In my community most, if not all, of theses local restaurants are owned by Greeks and have some variation of Pete’s or Fine Foods in their name. I don’t know why this is the case or how it came to be but it has been like this since the 1950’s. Most of these restaurants are now being run by the second and third generations of these families. Some of the families are related, some are not, but the restaurants are all pretty much the same.
The menus are very simple. I order a Jumbo cheeseburger plate with half and half and a sweet tea, translated, a cheeseburger, a cup of slaw and a half order of fries and half order of onion rings. Given my age, weight, blood pressure and cholesterol I don’t order this as often as I once did but every Saturday, for many years, this was my standard lunch fare.
Our go to restaurant is down the street from our house and is owned by a father and his son. The father, Bill, came to the United States from Greece in 1956 as a 16-year-old and opened his own restaurant three years later after working in other Greek immigrants (probably family members) restaurants. Bill died yesterday at the age of 77 from cancer and with his death I lost another character that I loved and part of my kids childhood has passed away as well.
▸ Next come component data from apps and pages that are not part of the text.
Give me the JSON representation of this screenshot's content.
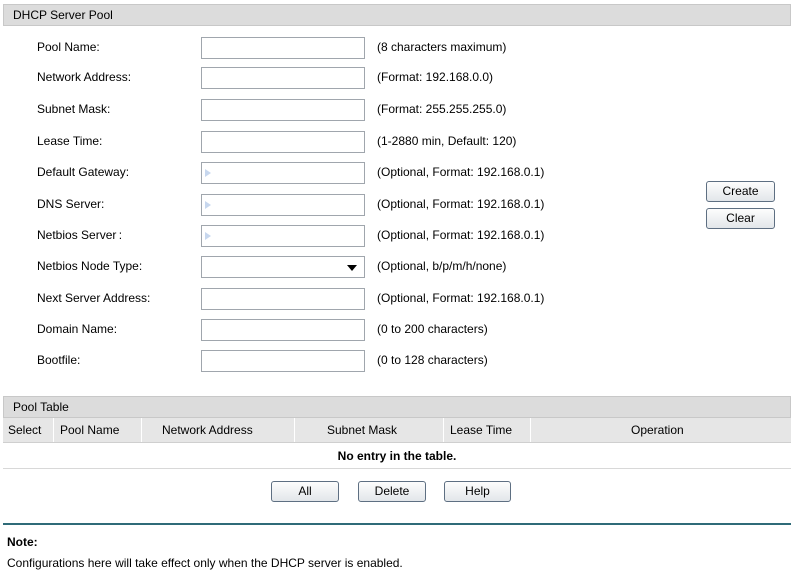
{
  "pool_section": {
    "title": "DHCP Server Pool",
    "fields": [
      {
        "label": "Pool Name:",
        "value": "",
        "hint": "(8 characters maximum)"
      },
      {
        "label": "Network Address:",
        "value": "",
        "hint": "(Format: 192.168.0.0)"
      },
      {
        "label": "Subnet Mask:",
        "value": "",
        "hint": "(Format: 255.255.255.0)"
      },
      {
        "label": "Lease Time:",
        "value": "",
        "hint": "(1-2880 min, Default: 120)"
      },
      {
        "label": "Default Gateway:",
        "value": "",
        "hint": "(Optional, Format: 192.168.0.1)"
      },
      {
        "label": "DNS Server:",
        "value": "",
        "hint": "(Optional, Format: 192.168.0.1)"
      },
      {
        "label": "Netbios Server :",
        "value": "",
        "hint": "(Optional, Format: 192.168.0.1)"
      },
      {
        "label": "Netbios Node Type:",
        "value": "",
        "hint": "(Optional, b/p/m/h/none)"
      },
      {
        "label": "Next Server Address:",
        "value": "",
        "hint": "(Optional, Format: 192.168.0.1)"
      },
      {
        "label": "Domain Name:",
        "value": "",
        "hint": "(0 to 200 characters)"
      },
      {
        "label": "Bootfile:",
        "value": "",
        "hint": "(0 to 128 characters)"
      }
    ],
    "create_label": "Create",
    "clear_label": "Clear"
  },
  "table_section": {
    "title": "Pool Table",
    "columns": [
      "Select",
      "Pool Name",
      "Network Address",
      "Subnet Mask",
      "Lease Time",
      "Operation"
    ],
    "empty_message": "No entry in the table.",
    "all_label": "All",
    "delete_label": "Delete",
    "help_label": "Help"
  },
  "note": {
    "title": "Note:",
    "text": "Configurations here will take effect only when the DHCP server is enabled."
  },
  "icons": {
    "input_marker": "triangle-right-icon",
    "select_caret": "caret-down-icon"
  },
  "colors": {
    "header_bg": "#dcdcdc",
    "divider": "#2f6b78",
    "input_marker": "#c7d7ee"
  }
}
Lunch on Saturdays at Fine Foods was a big deal to my girls. They would get a hot dog or a grilled cheese sandwich and Mr. Bill would make them a peanut-butter and chocolate milk shake, a real shake with ice-cream and globs of peanut butter so thick a straw was useless. He would always give them the metal cup he mixed the shake in which they fought over every Saturday. I had to remember who got to “lick the cup” the last time which I didn’t always recall correctly. Bill knew he was stirring up a hornets every time he brought the mixing cup to the table, and he would just grin at me at the chaos he was creating.
When we ordered at the counter he would peer down at my girls and ask them which one of them was paying today. The answer was always the same from my girls “I don’t have any money” and Bill would said “Then Dad is washing dishes” both would grin at me and say “Bye Dad” and head to “our” table.
I can’t even begin to estimate how many onion rings or cheeseburgers I have eaten there on Saturday’s. But then we stopped. The kids got busy. Eating “junk” wasn’t good or fun anymore. The youngest stuck it out with me for a year or two but then I lost her too and without the kids there was no way Mom was going to eat there with me. It was the beginning of the end for dear old Dad, they would rather hangout with their friends than eat a hot dog and be seen with me.
Bill died Sunday but our memories didn’t. He gave a young family a fun place to build memories of milk shakes, hot dogs and laughs. A place they could take their friends and feel like a big shot because the owner knew their name. A place where an old man dotted on them making them his special milk shake and teasing them a little to boot.
I texted both of them this morning and told them Mr. Bill had died and got back what only millennium kids could offer a sad face emoji. Sad face emoji indeed.
When Bill’s son told me a couple of months ago that his Dad had only a few months to live I sent him a long note thanking him for being such an important part of our family. His son told me how much the note meant to his Dad. I am glad I took the time to write it. I am glad I took the time to share my memories with him, memories that he helped create.
We all have characters in our lives. People who fill the cracks and crevices of the space we call living but it is up to each of us to recognize their contribution to our busy lives. Rest in peace Bill and thank you for the memories.